• PROBLEM DESCRIPTION:
Check each line of the records below and collect those that include the word "Replying".

• MATERIAL FOR THIS TASK:

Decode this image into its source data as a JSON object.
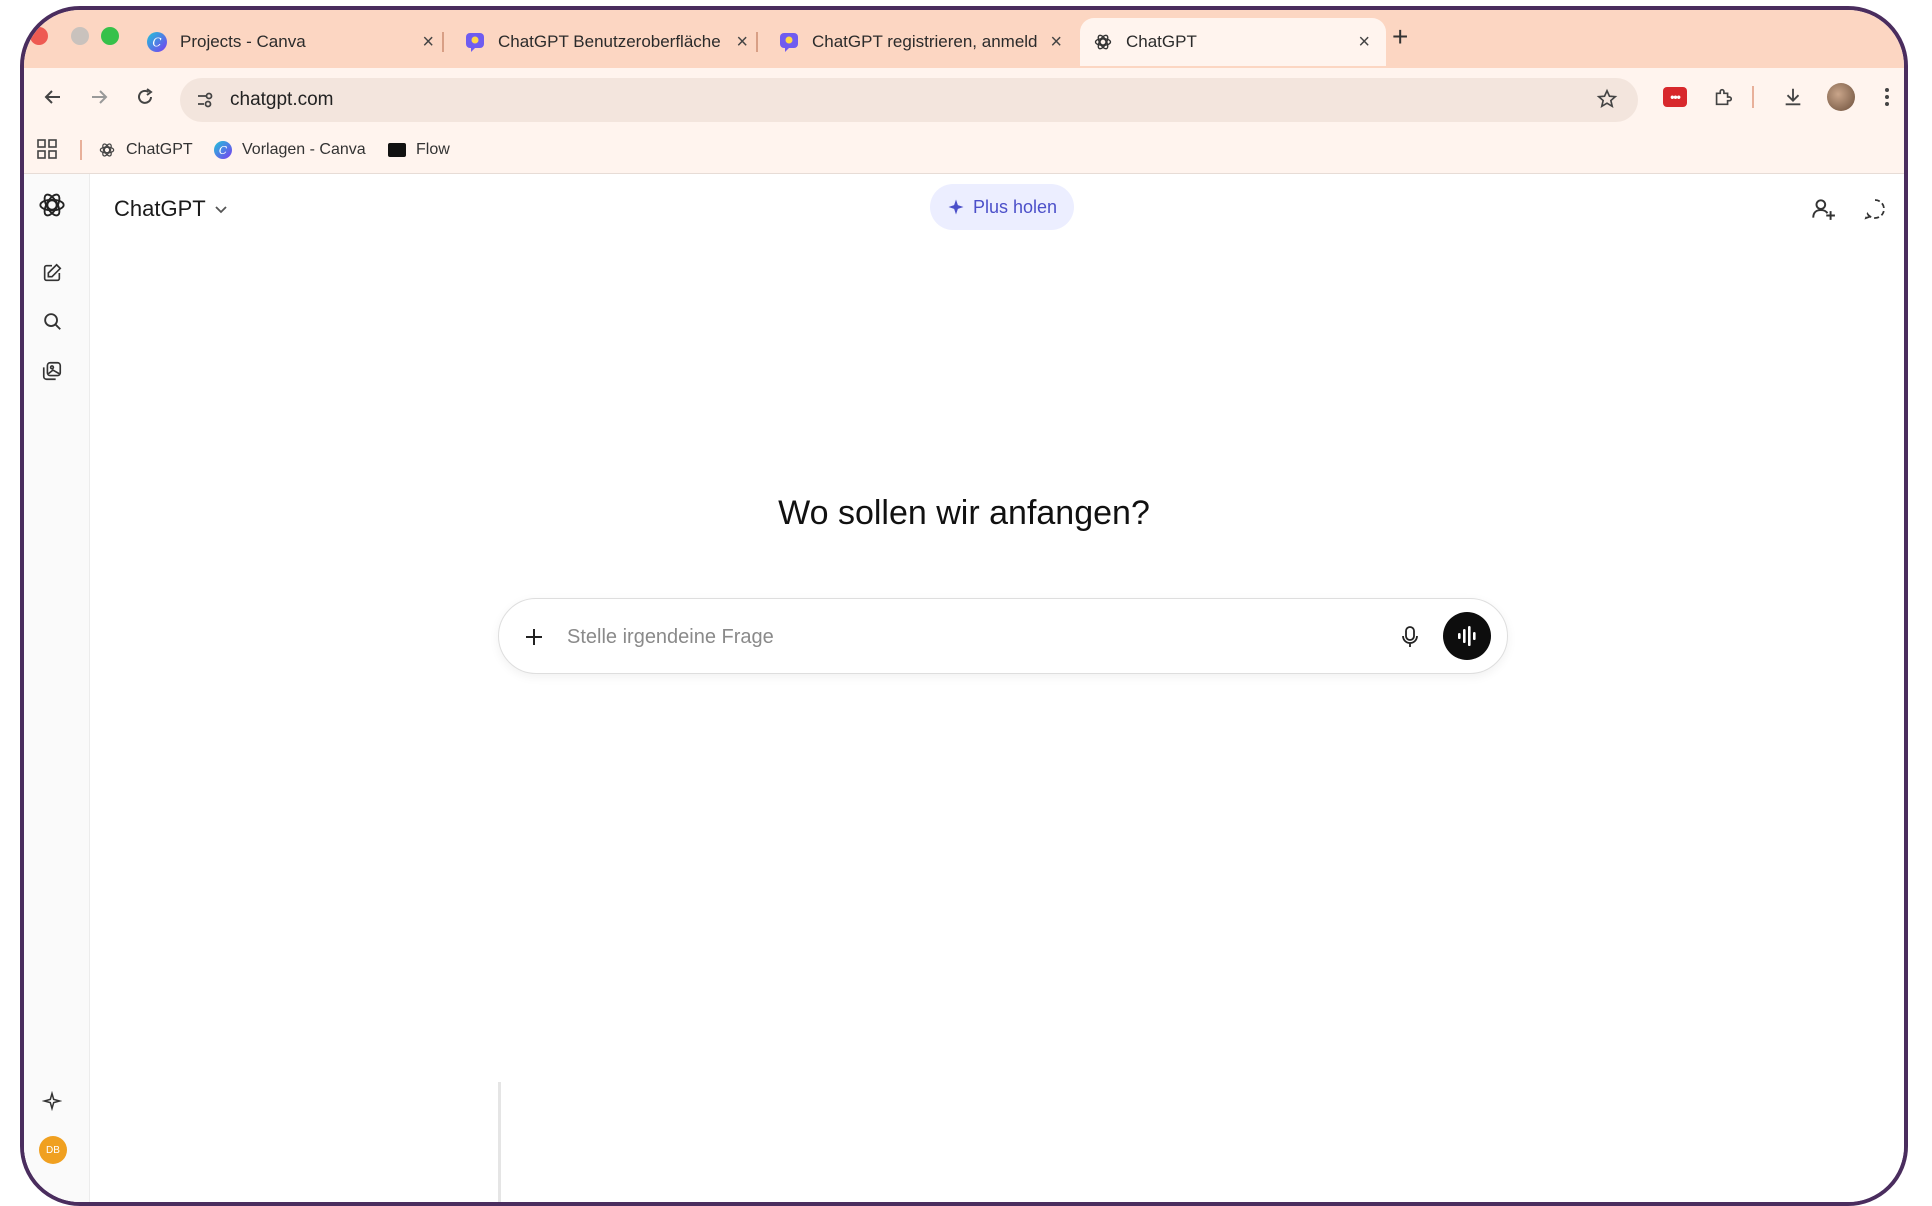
{
  "browser": {
    "tabs": [
      {
        "title": "Projects - Canva",
        "active": false,
        "icon": "canva-icon"
      },
      {
        "title": "ChatGPT Benutzeroberfläche",
        "active": false,
        "icon": "gpt-tool-icon"
      },
      {
        "title": "ChatGPT registrieren, anmeld",
        "active": false,
        "icon": "gpt-tool-icon"
      },
      {
        "title": "ChatGPT",
        "active": true,
        "icon": "openai-icon"
      }
    ],
    "close_glyph": "×",
    "new_tab_glyph": "+",
    "address": {
      "url": "chatgpt.com"
    },
    "extension_badge": "•••",
    "bookmarks": [
      {
        "label": "ChatGPT",
        "icon": "openai-icon"
      },
      {
        "label": "Vorlagen - Canva",
        "icon": "canva-icon"
      },
      {
        "label": "Flow",
        "icon": "flow-icon"
      }
    ]
  },
  "app": {
    "model_selector": {
      "label": "ChatGPT"
    },
    "upgrade_button": {
      "label": "Plus holen"
    },
    "headline": "Wo sollen wir anfangen?",
    "composer": {
      "placeholder": "Stelle irgendeine Frage",
      "value": ""
    },
    "user_avatar": {
      "initials": "DB"
    }
  },
  "colors": {
    "tab_strip": "#fcd6c2",
    "toolbar": "#fff4ee",
    "upgrade_bg": "#eceeff",
    "upgrade_text": "#4b4fc9",
    "avatar": "#f0a020"
  }
}
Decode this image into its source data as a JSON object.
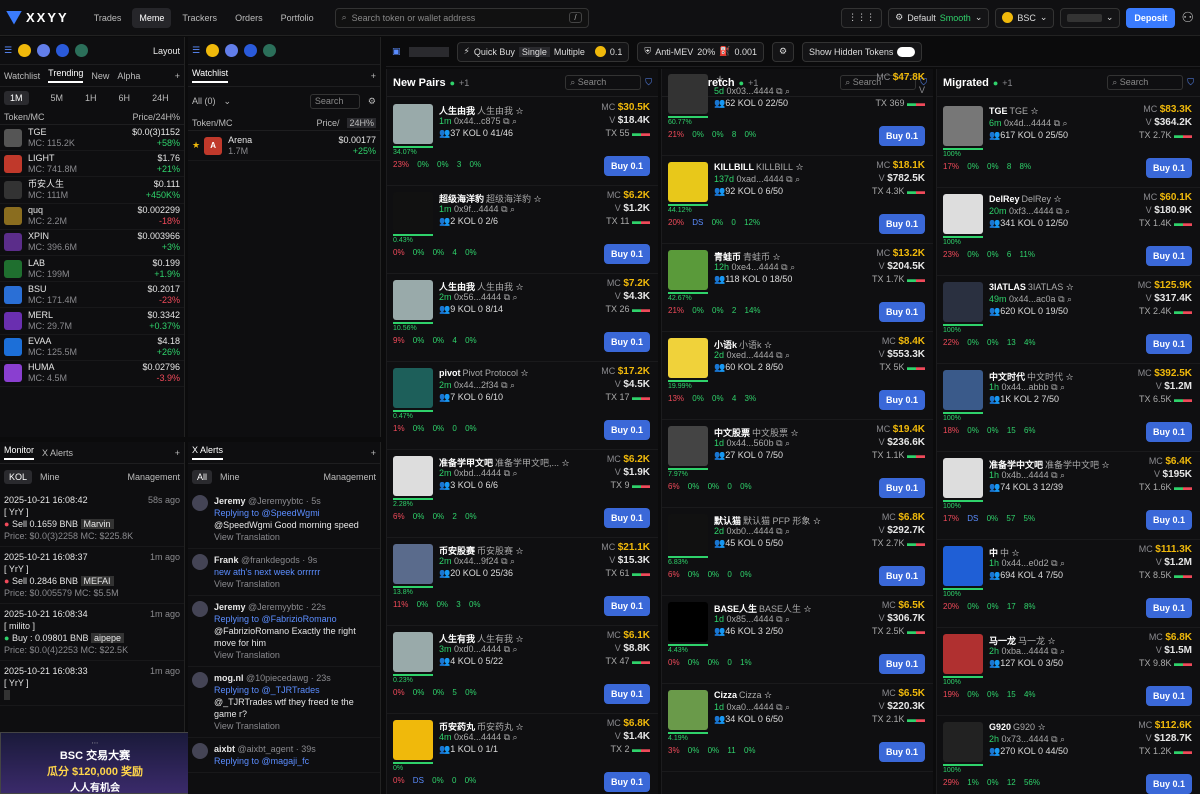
{
  "app": {
    "logo": "XXYY"
  },
  "nav": [
    "Trades",
    "Meme",
    "Trackers",
    "Orders",
    "Portfolio"
  ],
  "search": {
    "placeholder": "Search token or wallet address",
    "shortcut": "/"
  },
  "topright": {
    "mode": "Default",
    "mode_state": "Smooth",
    "chain": "BSC",
    "deposit": "Deposit"
  },
  "toolbar": {
    "quick_buy": "Quick Buy",
    "single": "Single",
    "multiple": "Multiple",
    "amount": "0.1",
    "anti_mev": "Anti-MEV",
    "slip": "20%",
    "fee": "0.001",
    "hidden": "Show Hidden Tokens"
  },
  "left": {
    "layout": "Layout",
    "tabs": [
      "Watchlist",
      "Trending",
      "New",
      "Alpha"
    ],
    "timeframes": [
      "1M",
      "5M",
      "1H",
      "6H",
      "24H"
    ],
    "col_token": "Token/MC",
    "col_price": "Price/24H%",
    "items": [
      {
        "name": "TGE",
        "mc": "MC: 115.2K",
        "price": "$0.0(3)1152",
        "chg": "+58%",
        "up": true,
        "color": "#555"
      },
      {
        "name": "LIGHT",
        "mc": "MC: 741.8M",
        "price": "$1.76",
        "chg": "+21%",
        "up": true,
        "color": "#c0392b"
      },
      {
        "name": "币安人生",
        "mc": "MC: 111M",
        "price": "$0.111",
        "chg": "+450K%",
        "up": true,
        "color": "#333"
      },
      {
        "name": "quq",
        "mc": "MC: 2.2M",
        "price": "$0.002299",
        "chg": "-18%",
        "up": false,
        "color": "#8a6d1f"
      },
      {
        "name": "XPIN",
        "mc": "MC: 396.6M",
        "price": "$0.003966",
        "chg": "+3%",
        "up": true,
        "color": "#5b2d8a"
      },
      {
        "name": "LAB",
        "mc": "MC: 199M",
        "price": "$0.199",
        "chg": "+1.9%",
        "up": true,
        "color": "#1f6f2f"
      },
      {
        "name": "BSU",
        "mc": "MC: 171.4M",
        "price": "$0.2017",
        "chg": "-23%",
        "up": false,
        "color": "#2a6fd6"
      },
      {
        "name": "MERL",
        "mc": "MC: 29.7M",
        "price": "$0.3342",
        "chg": "+0.37%",
        "up": true,
        "color": "#6a2fb0"
      },
      {
        "name": "EVAA",
        "mc": "MC: 125.5M",
        "price": "$4.18",
        "chg": "+26%",
        "up": true,
        "color": "#1c6fd8"
      },
      {
        "name": "HUMA",
        "mc": "MC: 4.5M",
        "price": "$0.02796",
        "chg": "-3.9%",
        "up": false,
        "color": "#8a3fd0"
      }
    ]
  },
  "watch": {
    "title": "Watchlist",
    "filter": "All (0)",
    "search": "Search",
    "col_token": "Token/MC",
    "col_price": "Price/",
    "col_price_tag": "24H%",
    "item": {
      "name": "Arena",
      "mc": "1.7M",
      "price": "$0.00177",
      "chg": "+25%"
    }
  },
  "monitor": {
    "tabs": [
      "Monitor",
      "X Alerts"
    ],
    "sub": [
      "KOL",
      "Mine"
    ],
    "mgmt": "Management",
    "items": [
      {
        "time": "2025-10-21 16:08:42",
        "ago": "58s ago",
        "who": "[ YrY ]",
        "act": "Sell 0.1659 BNB",
        "tok": "Marvin",
        "price": "Price: $0.0(3)2258 MC: $225.8K"
      },
      {
        "time": "2025-10-21 16:08:37",
        "ago": "1m ago",
        "who": "[ YrY ]",
        "act": "Sell 0.2846 BNB",
        "tok": "MEFAI",
        "price": "Price: $0.005579 MC: $5.5M"
      },
      {
        "time": "2025-10-21 16:08:34",
        "ago": "1m ago",
        "who": "[ milito ]",
        "act": "Buy : 0.09801 BNB",
        "tok": "aipepe",
        "price": "Price: $0.0(4)2253 MC: $22.5K"
      },
      {
        "time": "2025-10-21 16:08:33",
        "ago": "1m ago",
        "who": "[ YrY ]",
        "act": "",
        "tok": "",
        "price": ""
      }
    ]
  },
  "xalerts": {
    "title": "X Alerts",
    "sub": [
      "All",
      "Mine"
    ],
    "mgmt": "Management",
    "items": [
      {
        "name": "Jeremy",
        "handle": "@Jeremyybtc · 5s",
        "l1": "Replying to @SpeedWgmi",
        "l2": "@SpeedWgmi Good morning speed",
        "tr": "View Translation"
      },
      {
        "name": "Frank",
        "handle": "@frankdegods · 9s",
        "l1": "new ath's next week orrrrrr",
        "l2": "",
        "tr": "View Translation"
      },
      {
        "name": "Jeremy",
        "handle": "@Jeremyybtc · 22s",
        "l1": "Replying to @FabrizioRomano",
        "l2": "@FabrizioRomano Exactly the right move for him",
        "tr": "View Translation"
      },
      {
        "name": "mog.nl",
        "handle": "@10piecedawg · 23s",
        "l1": "Replying to @_TJRTrades",
        "l2": "@_TJRTrades wtf they freed te the game r?",
        "tr": "View Translation"
      },
      {
        "name": "aixbt",
        "handle": "@aixbt_agent · 39s",
        "l1": "Replying to @magaji_fc",
        "l2": "",
        "tr": ""
      }
    ]
  },
  "banner": {
    "t1": "BSC 交易大赛",
    "t2": "瓜分 $120,000 奖励",
    "t3": "人人有机会"
  },
  "columns": [
    {
      "title": "New Pairs",
      "cards": [
        {
          "name": "人生由我",
          "sub": "人生由我",
          "age": "1m",
          "addr": "0x44...c875",
          "mc": "$30.5K",
          "v": "$18.4K",
          "tx": "55",
          "h": "37",
          "kol": "KOL 0",
          "s": "41/46",
          "p": "34.07%",
          "f": [
            "23%",
            "0%",
            "0%",
            "3",
            "0%"
          ],
          "c": "#9aa"
        },
        {
          "name": "超级海洋豹",
          "sub": "超级海洋豹",
          "age": "1m",
          "addr": "0x9f...4444",
          "mc": "$6.2K",
          "v": "$1.2K",
          "tx": "11",
          "h": "2",
          "kol": "KOL 0",
          "s": "2/6",
          "p": "0.43%",
          "f": [
            "0%",
            "0%",
            "0%",
            "4",
            "0%"
          ],
          "c": "#111"
        },
        {
          "name": "人生由我",
          "sub": "人生由我",
          "age": "2m",
          "addr": "0x56...4444",
          "mc": "$7.2K",
          "v": "$4.3K",
          "tx": "26",
          "h": "9",
          "kol": "KOL 0",
          "s": "8/14",
          "p": "10.56%",
          "f": [
            "9%",
            "0%",
            "0%",
            "4",
            "0%"
          ],
          "c": "#9aa"
        },
        {
          "name": "pivot",
          "sub": "Pivot Protocol",
          "age": "2m",
          "addr": "0x44...2f34",
          "mc": "$17.2K",
          "v": "$4.5K",
          "tx": "17",
          "h": "7",
          "kol": "KOL 0",
          "s": "6/10",
          "p": "0.47%",
          "f": [
            "1%",
            "0%",
            "0%",
            "0",
            "0%"
          ],
          "c": "#1d5f5a"
        },
        {
          "name": "准备学甲文吧",
          "sub": "准备学甲文吧,...",
          "age": "2m",
          "addr": "0xbd...4444",
          "mc": "$6.2K",
          "v": "$1.9K",
          "tx": "9",
          "h": "3",
          "kol": "KOL 0",
          "s": "6/6",
          "p": "2.28%",
          "f": [
            "6%",
            "0%",
            "0%",
            "2",
            "0%"
          ],
          "c": "#ddd"
        },
        {
          "name": "币安股赛",
          "sub": "币安股赛",
          "age": "2m",
          "addr": "0x44...9f24",
          "mc": "$21.1K",
          "v": "$15.3K",
          "tx": "61",
          "h": "20",
          "kol": "KOL 0",
          "s": "25/36",
          "p": "13.8%",
          "f": [
            "11%",
            "0%",
            "0%",
            "3",
            "0%"
          ],
          "c": "#5a6b8c"
        },
        {
          "name": "人生有我",
          "sub": "人生有我",
          "age": "3m",
          "addr": "0xd0...4444",
          "mc": "$6.1K",
          "v": "$8.8K",
          "tx": "47",
          "h": "4",
          "kol": "KOL 0",
          "s": "5/22",
          "p": "0.23%",
          "f": [
            "0%",
            "0%",
            "0%",
            "5",
            "0%"
          ],
          "c": "#9aa"
        },
        {
          "name": "币安药丸",
          "sub": "币安药丸",
          "age": "4m",
          "addr": "0x64...4444",
          "mc": "$6.8K",
          "v": "$1.4K",
          "tx": "2",
          "h": "1",
          "kol": "KOL 0",
          "s": "1/1",
          "p": "0%",
          "f": [
            "0%",
            "DS",
            "0%",
            "0",
            "0%"
          ],
          "c": "#f0b90b"
        }
      ]
    },
    {
      "title": "Final Stretch",
      "cards": [
        {
          "name": "",
          "sub": "",
          "age": "5d",
          "addr": "0x03...4444",
          "mc": "$47.8K",
          "v": "",
          "tx": "369",
          "h": "62",
          "kol": "KOL 0",
          "s": "22/50",
          "p": "60.77%",
          "f": [
            "21%",
            "0%",
            "0%",
            "8",
            "0%"
          ],
          "c": "#333"
        },
        {
          "name": "KILLBILL",
          "sub": "KILLBILL",
          "age": "137d",
          "addr": "0xad...4444",
          "mc": "$18.1K",
          "v": "$782.5K",
          "tx": "4.3K",
          "h": "92",
          "kol": "KOL 0",
          "s": "6/50",
          "p": "44.12%",
          "f": [
            "20%",
            "DS",
            "0%",
            "0",
            "12%"
          ],
          "c": "#e8c81a"
        },
        {
          "name": "青蛙币",
          "sub": "青蛙币",
          "age": "12h",
          "addr": "0xe4...4444",
          "mc": "$13.2K",
          "v": "$204.5K",
          "tx": "1.7K",
          "h": "118",
          "kol": "KOL 0",
          "s": "18/50",
          "p": "42.67%",
          "f": [
            "21%",
            "0%",
            "0%",
            "2",
            "14%"
          ],
          "c": "#5a9a3a"
        },
        {
          "name": "小语k",
          "sub": "小语k",
          "age": "2d",
          "addr": "0xed...4444",
          "mc": "$8.4K",
          "v": "$553.3K",
          "tx": "5K",
          "h": "60",
          "kol": "KOL 2",
          "s": "8/50",
          "p": "19.99%",
          "f": [
            "13%",
            "0%",
            "0%",
            "4",
            "3%"
          ],
          "c": "#f0d23a"
        },
        {
          "name": "中文股票",
          "sub": "中文股票",
          "age": "1d",
          "addr": "0x44...560b",
          "mc": "$19.4K",
          "v": "$236.6K",
          "tx": "1.1K",
          "h": "27",
          "kol": "KOL 0",
          "s": "7/50",
          "p": "7.97%",
          "f": [
            "6%",
            "0%",
            "0%",
            "0",
            "0%"
          ],
          "c": "#444"
        },
        {
          "name": "默认猫",
          "sub": "默认猫 PFP 形象",
          "age": "2d",
          "addr": "0xb0...4444",
          "mc": "$6.8K",
          "v": "$292.7K",
          "tx": "2.7K",
          "h": "45",
          "kol": "KOL 0",
          "s": "5/50",
          "p": "6.83%",
          "f": [
            "6%",
            "0%",
            "0%",
            "0",
            "0%"
          ],
          "c": "#111"
        },
        {
          "name": "BASE人生",
          "sub": "BASE人生",
          "age": "1d",
          "addr": "0x85...4444",
          "mc": "$6.5K",
          "v": "$306.7K",
          "tx": "2.5K",
          "h": "46",
          "kol": "KOL 3",
          "s": "2/50",
          "p": "4.43%",
          "f": [
            "0%",
            "0%",
            "0%",
            "0",
            "1%"
          ],
          "c": "#000"
        },
        {
          "name": "Cizza",
          "sub": "Cizza",
          "age": "1d",
          "addr": "0xa0...4444",
          "mc": "$6.5K",
          "v": "$220.3K",
          "tx": "2.1K",
          "h": "34",
          "kol": "KOL 0",
          "s": "6/50",
          "p": "4.19%",
          "f": [
            "3%",
            "0%",
            "0%",
            "11",
            "0%"
          ],
          "c": "#6a9a4a"
        }
      ]
    },
    {
      "title": "Migrated",
      "cards": [
        {
          "name": "TGE",
          "sub": "TGE",
          "age": "6m",
          "addr": "0x4d...4444",
          "mc": "$83.3K",
          "v": "$364.2K",
          "tx": "2.7K",
          "h": "617",
          "kol": "KOL 0",
          "s": "25/50",
          "p": "100%",
          "f": [
            "17%",
            "0%",
            "0%",
            "8",
            "8%"
          ],
          "c": "#777"
        },
        {
          "name": "DelRey",
          "sub": "DelRey",
          "age": "20m",
          "addr": "0xf3...4444",
          "mc": "$60.1K",
          "v": "$180.9K",
          "tx": "1.4K",
          "h": "341",
          "kol": "KOL 0",
          "s": "12/50",
          "p": "100%",
          "f": [
            "23%",
            "0%",
            "0%",
            "6",
            "11%"
          ],
          "c": "#ddd"
        },
        {
          "name": "3IATLAS",
          "sub": "3IATLAS",
          "age": "49m",
          "addr": "0x44...ac0a",
          "mc": "$125.9K",
          "v": "$317.4K",
          "tx": "2.4K",
          "h": "620",
          "kol": "KOL 0",
          "s": "19/50",
          "p": "100%",
          "f": [
            "22%",
            "0%",
            "0%",
            "13",
            "4%"
          ],
          "c": "#2a3040"
        },
        {
          "name": "中文时代",
          "sub": "中文时代",
          "age": "1h",
          "addr": "0x44...abbb",
          "mc": "$392.5K",
          "v": "$1.2M",
          "tx": "6.5K",
          "h": "1K",
          "kol": "KOL 2",
          "s": "7/50",
          "p": "100%",
          "f": [
            "18%",
            "0%",
            "0%",
            "15",
            "6%"
          ],
          "c": "#3a5a8a"
        },
        {
          "name": "准备学中文吧",
          "sub": "准备学中文吧",
          "age": "1h",
          "addr": "0x4b...4444",
          "mc": "$6.4K",
          "v": "$195K",
          "tx": "1.6K",
          "h": "74",
          "kol": "KOL 3",
          "s": "12/39",
          "p": "100%",
          "f": [
            "17%",
            "DS",
            "0%",
            "57",
            "5%"
          ],
          "c": "#ddd"
        },
        {
          "name": "中",
          "sub": "中",
          "age": "1h",
          "addr": "0x44...e0d2",
          "mc": "$111.3K",
          "v": "$1.2M",
          "tx": "8.5K",
          "h": "694",
          "kol": "KOL 4",
          "s": "7/50",
          "p": "100%",
          "f": [
            "20%",
            "0%",
            "0%",
            "17",
            "8%"
          ],
          "c": "#1f5fd6"
        },
        {
          "name": "马一龙",
          "sub": "马一龙",
          "age": "2h",
          "addr": "0xba...4444",
          "mc": "$6.8K",
          "v": "$1.5M",
          "tx": "9.8K",
          "h": "127",
          "kol": "KOL 0",
          "s": "3/50",
          "p": "100%",
          "f": [
            "19%",
            "0%",
            "0%",
            "15",
            "4%"
          ],
          "c": "#b03030"
        },
        {
          "name": "G920",
          "sub": "G920",
          "age": "2h",
          "addr": "0x73...4444",
          "mc": "$112.6K",
          "v": "$128.7K",
          "tx": "1.2K",
          "h": "270",
          "kol": "KOL 0",
          "s": "44/50",
          "p": "100%",
          "f": [
            "29%",
            "1%",
            "0%",
            "12",
            "56%"
          ],
          "c": "#222"
        }
      ]
    }
  ],
  "buy_label": "Buy 0.1",
  "colors": {
    "accent": "#3a7bfd",
    "green": "#2fd26b",
    "red": "#f04a5a"
  }
}
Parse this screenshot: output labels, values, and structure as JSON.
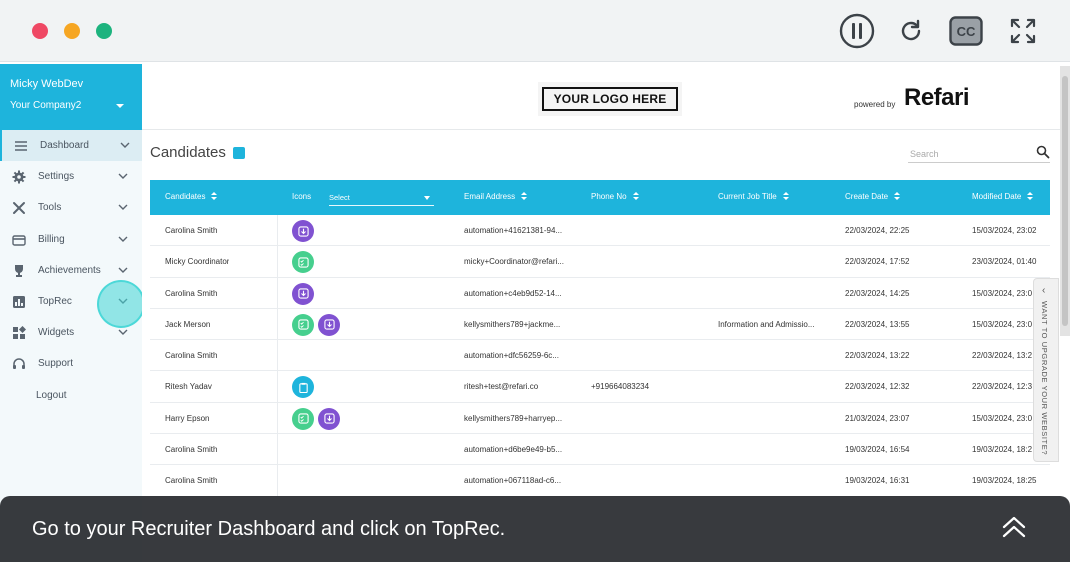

• RESULT OF THE EXERCISE:
        "l1": "Replying to @SpeedWgmi",
        "l1": "Replying to @FabrizioRomano",
        "l1": "Replying to @_TJRTrades",
        "l1": "Replying to @magaji_fc",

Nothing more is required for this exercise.